• There were 16 eggs. There were 2 eggs under each penguin. How many penguins were seating on eggs ? (16 ÷ 2 = 8)

Until next time !

## Drawing math in the ocean

After our last journey, T4F, ended,  I quickly started missing the special time my daughter and I had on Friday nights when we explored the weekly problem together.

Over our Thanksgiving break, I decided to try something new.

I drew a quick picture, and asked my child to invent a word problem that matches the picture.

It worked so well, that I am going to keep drawing pictures (with much more details!), and share them with you.

A – It gives a chance to children to explore word problems though a different angle. At first, my daughter wrote something that was quite close to what she does at school. But then, as she was trying something more complicated, reading her problem so I could solve it helped her see what information she may have forgotten, what she had to add to her text to complete her problem. At one point, the whole family gave a try to inventing a problem.  Even my almost 4 year old son asked a math question related to the picture. Here are a few examples:

• There were 5 fish. 2 were pink and some were purple. How many fish were purple?
• There were 2 pink fish, 3 purple fish. There were also 2 brown fish behind the rock. How many fish were in the water all together?
• How many pairs of socks will the octopus need to buy when the water gets cold?
• How many fish do you see?

B – The children can explore different formats of word problems (I don’t think I would have thought about an octopus in need of socks !).

C – The children can pick the operation they feel comfortable with, as well as the numbers (the rock can be used as a hidden place to work with higher number!). They can also try to come up with a word problem that involves a specific operation.  Next time, I will draw much more details that could be used, but here are some examples from that picture.

• Addition: There were 2 pink fish and 3 purple fish. How many fish were in the water all together? (2 + 3 = 5)
• Subtraction: There were 14 fish next to the rock. 9 fish left. How many fish stayed next to the rock? (14 – 9 = 5)
• Multiplication: There were 3 purple fish. Each fish blew 2 bubbles. How many bubbles did the  purple fish blow all together? (3 x 2 = 6)
• Division: Rosie has 17 fish. She wants to give as many fish as she can to her 6 friends, with each friend getting the same number of fish. How many fish can she give to each friend  ? Will Rosie have some fish left? (2 fish / friend, Rosie has 5 fish left)
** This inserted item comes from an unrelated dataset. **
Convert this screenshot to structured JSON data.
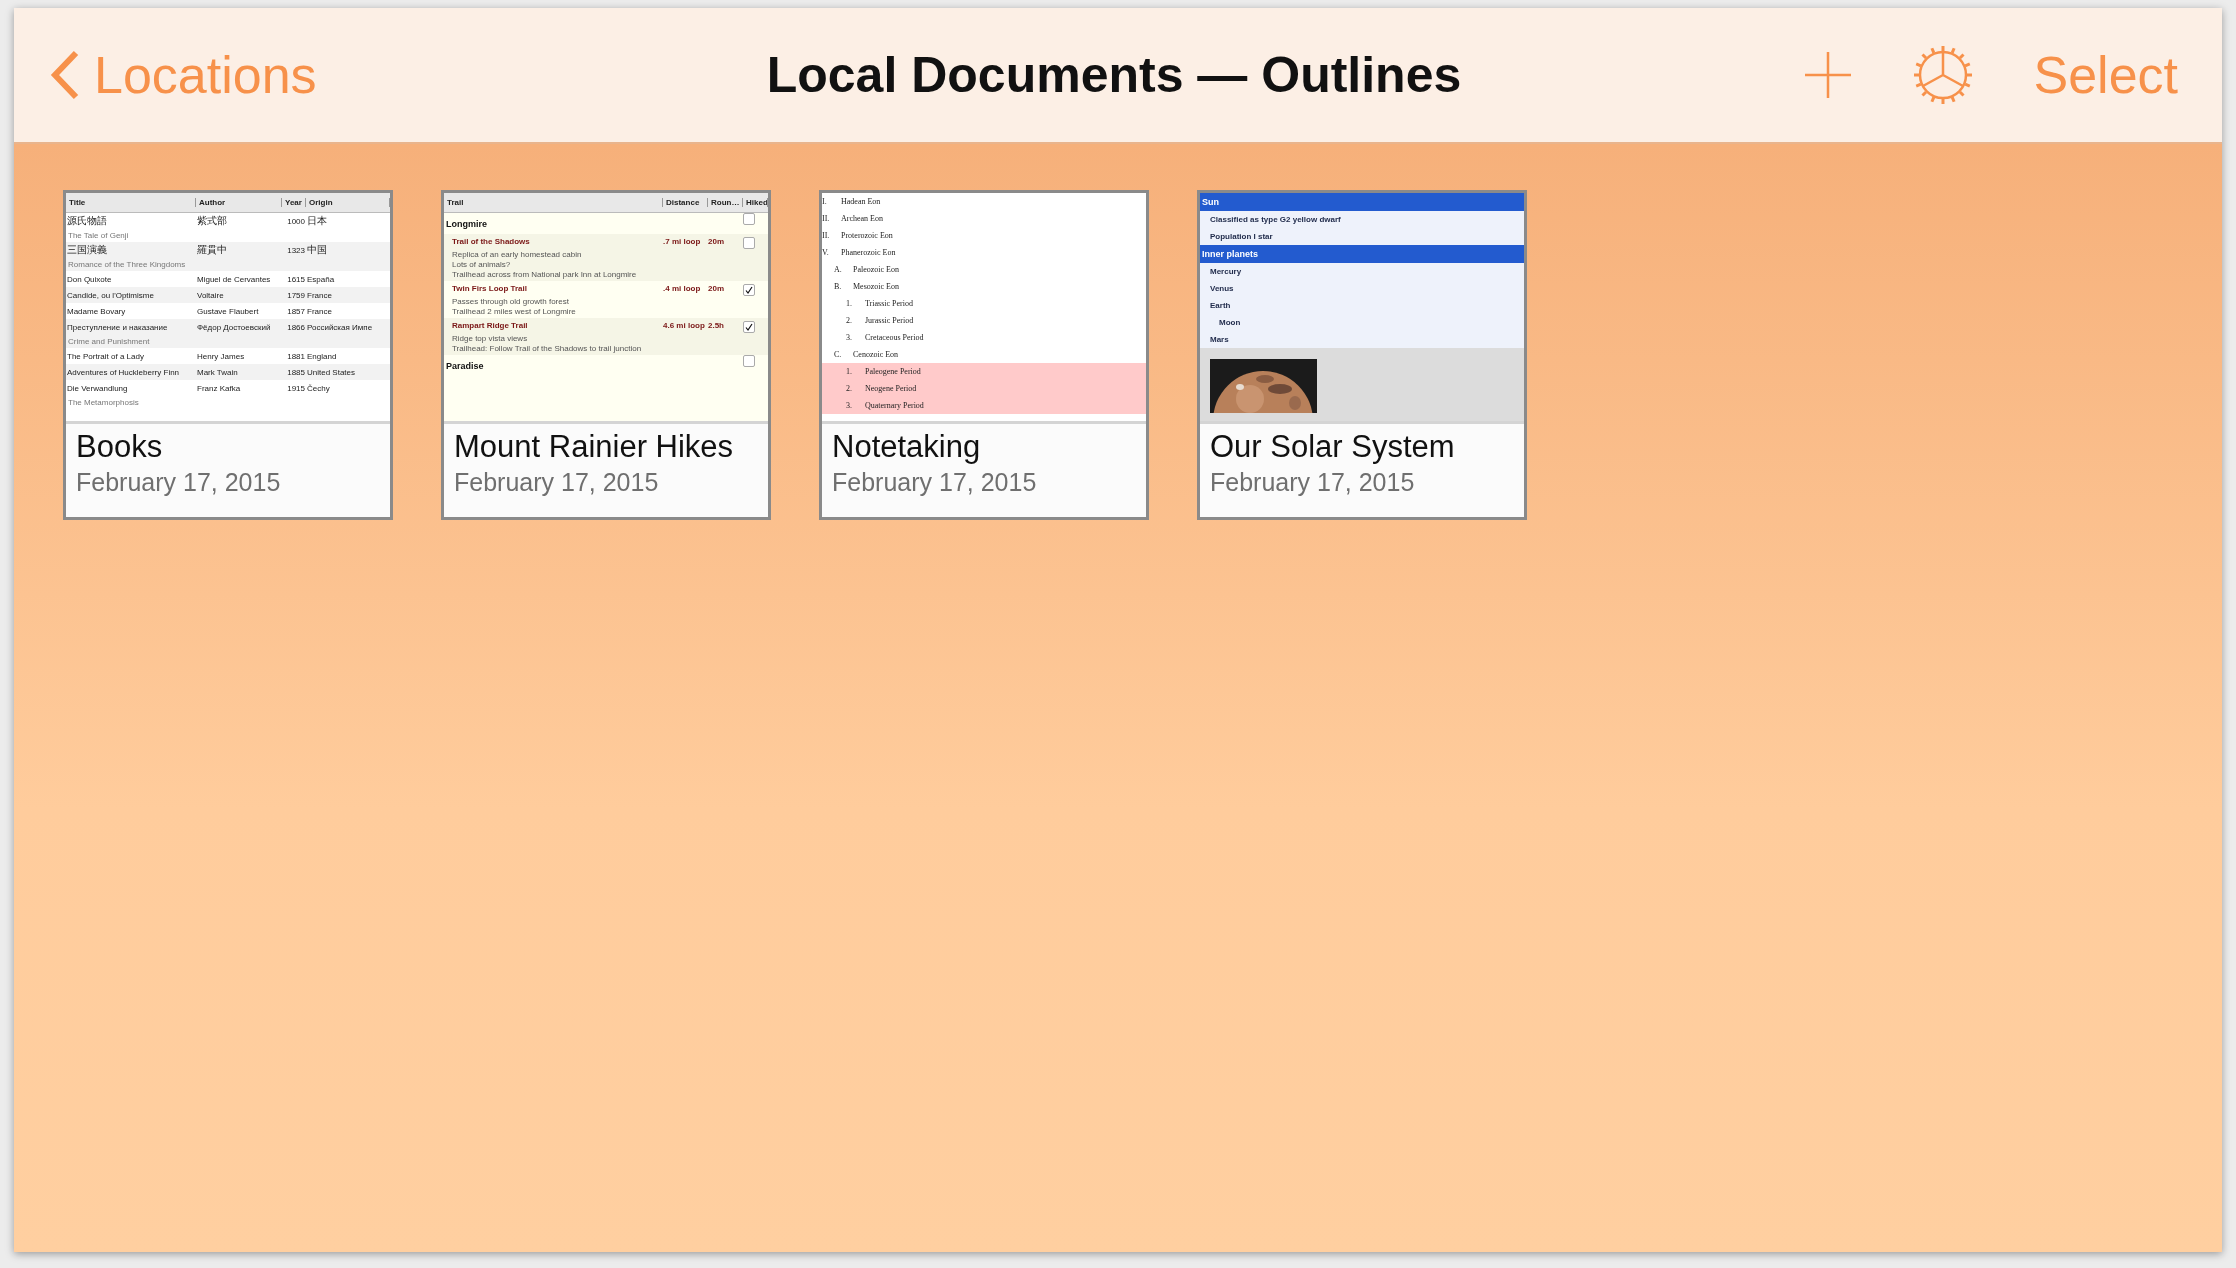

If your child is not sure how to start, you may want to invent a first problem and ask your child to invent another one. That should do the trick.  I am going to post a new picture every week, so we can practice all together.

Beginning of 2016, I will start another journey, that will include exploring word problems on all operations, but I think these pictures could be fun as a transition.

Until next time !